You knew if “People Are Strange” started playing in a darkened showroom, Strange would soon walk to the stage. Unassuming in his presence, he would make his way to the mic stand, and only after the clapping died into the clinking of glasses and the music faded to the fearful silence only existent between comedy club walls, Strange would speak. “Let’s slow this shit down, shall we?”
Dallas comedian Craig Coleman remembers Strange as both a colleague and a friend. It’s an easy thing for comedians to bond while under the same roof, primed to take on a waiting audience, but the two men grew closer over the 12 years they knew each other, becoming extended family.

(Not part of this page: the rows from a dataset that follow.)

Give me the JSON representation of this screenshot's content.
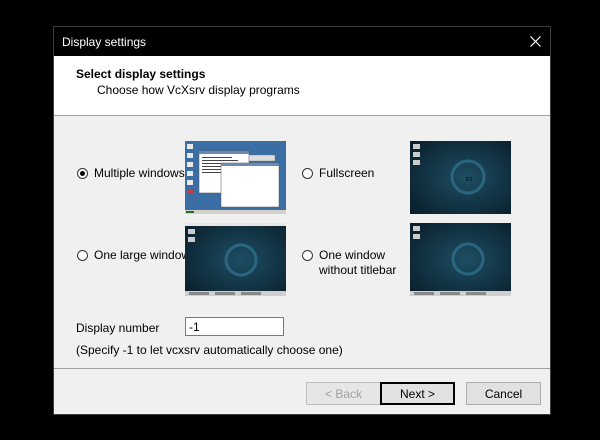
{
  "window": {
    "title": "Display settings"
  },
  "header": {
    "title": "Select display settings",
    "subtitle": "Choose how VcXsrv display programs"
  },
  "options": [
    {
      "label": "Multiple windows",
      "checked": true
    },
    {
      "label": "Fullscreen",
      "checked": false
    },
    {
      "label": "One large window",
      "checked": false
    },
    {
      "label": "One window\nwithout titlebar",
      "checked": false
    }
  ],
  "display_number": {
    "label": "Display number",
    "value": "-1",
    "hint": "(Specify -1 to let vcxsrv automatically choose one)"
  },
  "buttons": {
    "back": "< Back",
    "next": "Next >",
    "cancel": "Cancel"
  },
  "colors": {
    "desktop_blue": "#3a6ea5",
    "debian_dark": "#0c2a3a",
    "debian_teal": "#1d4e63"
  }
}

“One year I wasn't able to go home for Thanksgiving, and Bob and Glenda said I couldn't spend the holiday alone so they invited me for dinner,” Craig says. “They welcomed me like family, and it was just a great gesture of their caring. That's just how gracious they both are. My heart breaks for Glenda because she was at every show he did. That is commitment.”
Any stand-up comic will tell you that 90% of being a comedian is sitting in a room waiting to go onstage. Time is passed by exchanging jokes that would make an audience shudder in horror but are perfectly designed for numb joke-tellers. Acts are examined, torn apart and reconstructed before being presented the exact same way they always were. Strange was quick to jump in with assistance on both.
“If we were in the same room together, we were sitting together talking, usually with (comedian) Vince Quick as a third party,” Coleman says. “At the Ross Avenue Backdoor, the comics sat behind black curtains at the back of the showroom where we could watch the show. And invariably Bob and I would get each other laughing so hard Linda (Stogner) would make us go into the other room.”
Bob Strange was one of the rare, purely good, consistent things in Dallas comedy, and maybe it wasn’t always appreciated.
There’s more than a few comedians who got their first taste of being onstage in Dallas at an open mic hosted by Strange. Even if he hated your act, he would be too polite to tell you, opting to instead offer a few kind words of guidance that mostly fell on the deaf ears of the all-knowing young.
Sean Traynor, general manager of the Addison Improv, met Strange in October 2000 when he was still working as a server for the club. Traynor would go on to work with Strange for the better part of two decades — booking him on shows, watching him handle tough rooms and always ready with a waiting handshake as Strange stepped offstage.
"I worked with StrangeBob SquarePants for almost 20 years and never once was disappointed,” Traynor says. “I loved that man.”
There aren’t many constants in comedy. It’s an ever-changing dynamic where someone can be the greatest comedian of all time for 60 straight minutes, and then the audience for the next show can agree the person onstage, who two hours ago was shaking tables with laughter, is the worst they’ve ever seen. It’s a profession that can be filled with petty fighting and jealousy, a sacrifice made over two drink tickets that serve as your payment for driving an hour to do 10 minutes onstage. It can be a rough, mean, lonely business at times. But it doesn’t have to be. And Strange knew that.
Strange was a constant example of professionalism. He came in on time to every show, he did his job well with crowds that sometimes were literally worse than if you bused in convicts as a reward for good behavior, and he never complained one single time. He lacked the cruelty that a younger comedic mind can have about their peers, and he didn’t shut other people down to make himself feel bigger. He was one of the rare, purely good, consistent things in Dallas comedy, and maybe it wasn’t always appreciated.
So maybe just one more time, we can play that Doors song, raise a glass and remember Strange the way he would want to be remembered — him telling a joke about shoving weed in a dog’s ass.